    TypeError: cannot boolean NotImplemented
msg363973 - (view) Author: Serhiy Storchaka (serhiy.storchaka) * (Python committer) Date: 2020-03-11 21:41
> How is -1 interpreted?  Does it become a TypeError?

It is interpreted as error. It requires an exception be set. If you return -1 without setting an exception you will usually get a SystemError or crash. Oh, and this may happen during executing other code, so you will search a bug in wrong place.

You cannot change this without breaking the C and Python API in hard way.

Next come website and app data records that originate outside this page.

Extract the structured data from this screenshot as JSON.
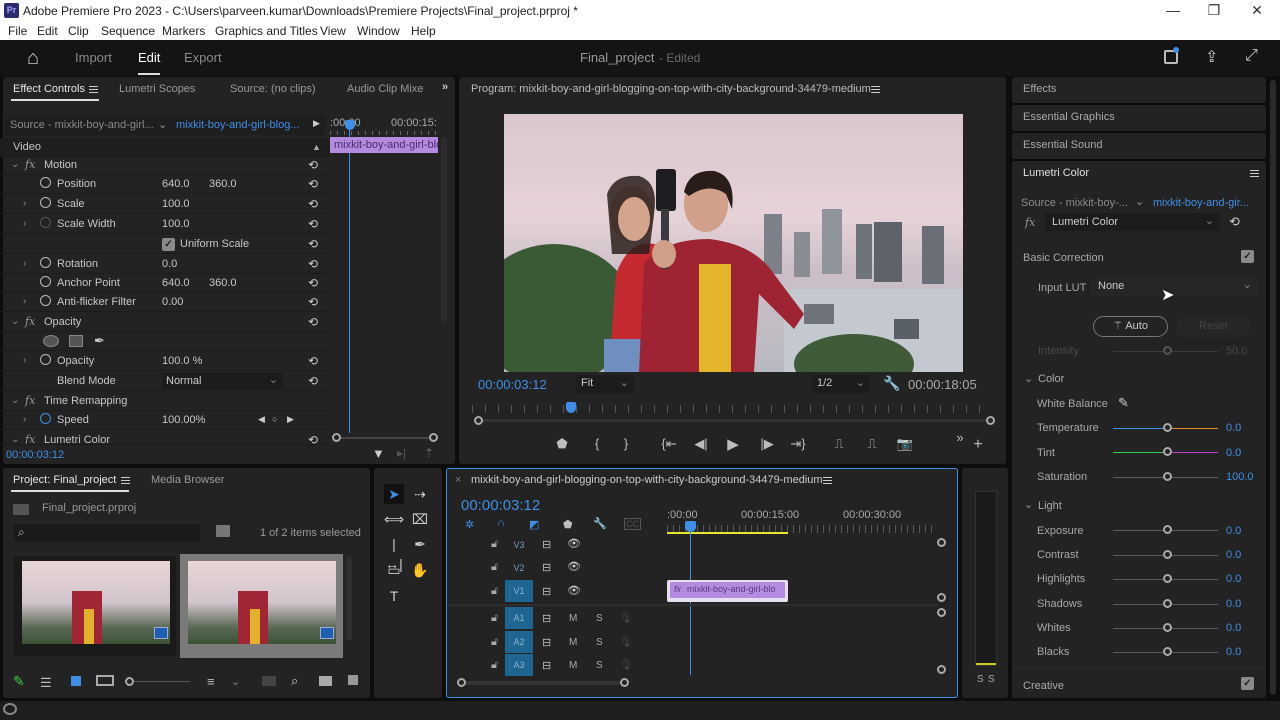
{
  "window": {
    "app_icon": "Pr",
    "title": "Adobe Premiere Pro 2023 - C:\\Users\\parveen.kumar\\Downloads\\Premiere Projects\\Final_project.prproj *",
    "minimize": "—",
    "restore": "❐",
    "close": "✕"
  },
  "menu": [
    "File",
    "Edit",
    "Clip",
    "Sequence",
    "Markers",
    "Graphics and Titles",
    "View",
    "Window",
    "Help"
  ],
  "header": {
    "home_icon": "⌂",
    "nav": [
      "Import",
      "Edit",
      "Export"
    ],
    "active_nav": "Edit",
    "project_name": "Final_project",
    "project_status": "- Edited"
  },
  "effect_controls": {
    "tabs": [
      "Effect Controls",
      "Lumetri Scopes",
      "Source: (no clips)",
      "Audio Clip Mixe"
    ],
    "more": "»",
    "source_label": "Source - mixkit-boy-and-girl...",
    "clip_label": "mixkit-boy-and-girl-blog...",
    "ruler_start": ":00:00",
    "ruler_mid": "00:00:15:",
    "clip_bar": "mixkit-boy-and-girl-blo",
    "section_video": "Video",
    "motion": "Motion",
    "properties": [
      {
        "name": "Position",
        "v1": "640.0",
        "v2": "360.0"
      },
      {
        "name": "Scale",
        "v1": "100.0",
        "v2": ""
      },
      {
        "name": "Scale Width",
        "v1": "100.0",
        "v2": ""
      },
      {
        "name": "Rotation",
        "v1": "0.0",
        "v2": ""
      },
      {
        "name": "Anchor Point",
        "v1": "640.0",
        "v2": "360.0"
      },
      {
        "name": "Anti-flicker Filter",
        "v1": "0.00",
        "v2": ""
      }
    ],
    "uniform_scale": "Uniform Scale",
    "opacity_section": "Opacity",
    "opacity_name": "Opacity",
    "opacity_value": "100.0 %",
    "blend_mode_label": "Blend Mode",
    "blend_mode_value": "Normal",
    "time_remapping": "Time Remapping",
    "speed_label": "Speed",
    "speed_value": "100.00%",
    "lumetri_label": "Lumetri Color",
    "timecode": "00:00:03:12"
  },
  "program": {
    "title": "Program: mixkit-boy-and-girl-blogging-on-top-with-city-background-34479-medium",
    "timecode": "00:00:03:12",
    "fit": "Fit",
    "resolution": "1/2",
    "duration": "00:00:18:05"
  },
  "right_panels": {
    "effects": "Effects",
    "essential_graphics": "Essential Graphics",
    "essential_sound": "Essential Sound",
    "lumetri_title": "Lumetri Color",
    "source_label": "Source - mixkit-boy-...",
    "clip_label": "mixkit-boy-and-gir...",
    "effect_select": "Lumetri Color",
    "basic_correction": "Basic Correction",
    "input_lut_label": "Input LUT",
    "input_lut_value": "None",
    "auto_button": "Auto",
    "reset_button": "Reset",
    "intensity_label": "Intensity",
    "intensity_value": "50.0",
    "color_section": "Color",
    "white_balance": "White Balance",
    "color_sliders": [
      {
        "label": "Temperature",
        "value": "0.0"
      },
      {
        "label": "Tint",
        "value": "0.0"
      },
      {
        "label": "Saturation",
        "value": "100.0"
      }
    ],
    "light_section": "Light",
    "light_sliders": [
      {
        "label": "Exposure",
        "value": "0.0"
      },
      {
        "label": "Contrast",
        "value": "0.0"
      },
      {
        "label": "Highlights",
        "value": "0.0"
      },
      {
        "label": "Shadows",
        "value": "0.0"
      },
      {
        "label": "Whites",
        "value": "0.0"
      },
      {
        "label": "Blacks",
        "value": "0.0"
      }
    ],
    "creative": "Creative"
  },
  "project": {
    "tabs": [
      "Project: Final_project",
      "Media Browser"
    ],
    "file": "Final_project.prproj",
    "search_placeholder": "",
    "selection": "1 of 2 items selected"
  },
  "timeline": {
    "title": "mixkit-boy-and-girl-blogging-on-top-with-city-background-34479-medium",
    "timecode": "00:00:03:12",
    "ruler": [
      ":00:00",
      "00:00:15:00",
      "00:00:30:00"
    ],
    "video_tracks": [
      "V3",
      "V2",
      "V1"
    ],
    "audio_tracks": [
      "A1",
      "A2",
      "A3"
    ],
    "clip": "mixkit-boy-and-girl-blo",
    "mute": "M",
    "solo": "S"
  },
  "audio_meter": {
    "solo_left": "S",
    "solo_right": "S"
  },
  "colors": {
    "accent": "#3f8fe6",
    "clip": "#b48be0",
    "track_on": "#1e6591",
    "work_area": "#e6e62a"
  }
}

> So my thinking is that when the interpreter gets the `NotImplemented` returned by either `if a` or by `if not a` that it would be converted to a `TypeError`

> and the `and` machinery sees it has a `NotImplemented` and raises a `TypeError`.

So you literally want NotImplemented raising a TypeError in boolean context except the "not" operator, and redefine `not a` from

    False if a else True

to

    NotImplemented if a is NotImplemented else False if a else True

You can do this, but this is a different issue, and I doubt that it will solve many problems.
msg364065 - (view) Author: Ethan Furman (ethan.furman) * (Python committer) Date: 2020-03-13 02:15
Hmm.  Okay, I'm happy with just raising a TypeError in NotImplemented.__bool__.
History
Date User Action Args
2020-03-13 02:15:50ethan.furmansetmessages: + msg364065
2020-03-11 21:41:19serhiy.storchakasetmessages: + msg363973
2020-03-11 20:49:03ethan.furmansetmessages: + msg363969
2020-03-11 19:50:30serhiy.storchakasetmessages: + msg363961
2020-03-11 18:53:44ethan.furmansetnosy: + ethan.furman
messages: + msg363956
2020-03-03 18:52:02serhiy.storchakasetstatus: open -> closed
resolution: fixed
stage: patch review -> resolved
2020-03-03 18:50:21serhiy.storchakasetmessages: + msg363293
2019-08-09 17:52:50vekysetnosy: + veky
messages: + msg349303
2019-08-08 05:17:54serhiy.storchakasetmessages: + msg349215
2019-08-07 23:00:18josh.rsetmessages: + msg349203
2019-07-26 21:34:07josh.rsetmessages: + msg348529
versions: + Python 3.9, - Python 3.8
2019-05-08 16:44:03josh.rsetmessages: + msg341909
2019-05-08 16:20:46josh.rsetkeywords: + patch
stage: test needed -> patch review
pull_requests: + pull_request13106
2019-01-11 21:49:58terry.reedysetversions: + Python 3.8
nosy: + terry.reedy

messages: + msg333508

type: behavior -> enhancement
stage: test needed
2019-01-11 16:07:42gvanrossumsetmessages: + msg333483
2019-01-11 07:24:07serhiy.storchakasetnosy: + gvanrossum, serhiy.storchaka
messages: + msg333440
2019-01-11 01:44:01steven.dapranosetnosy: + steven.daprano
messages: + msg333433
2019-01-10 22:54:18xtreaksetnosy: + xtreak
messages: + msg333426
2019-01-10 21:55:06josh.rcreate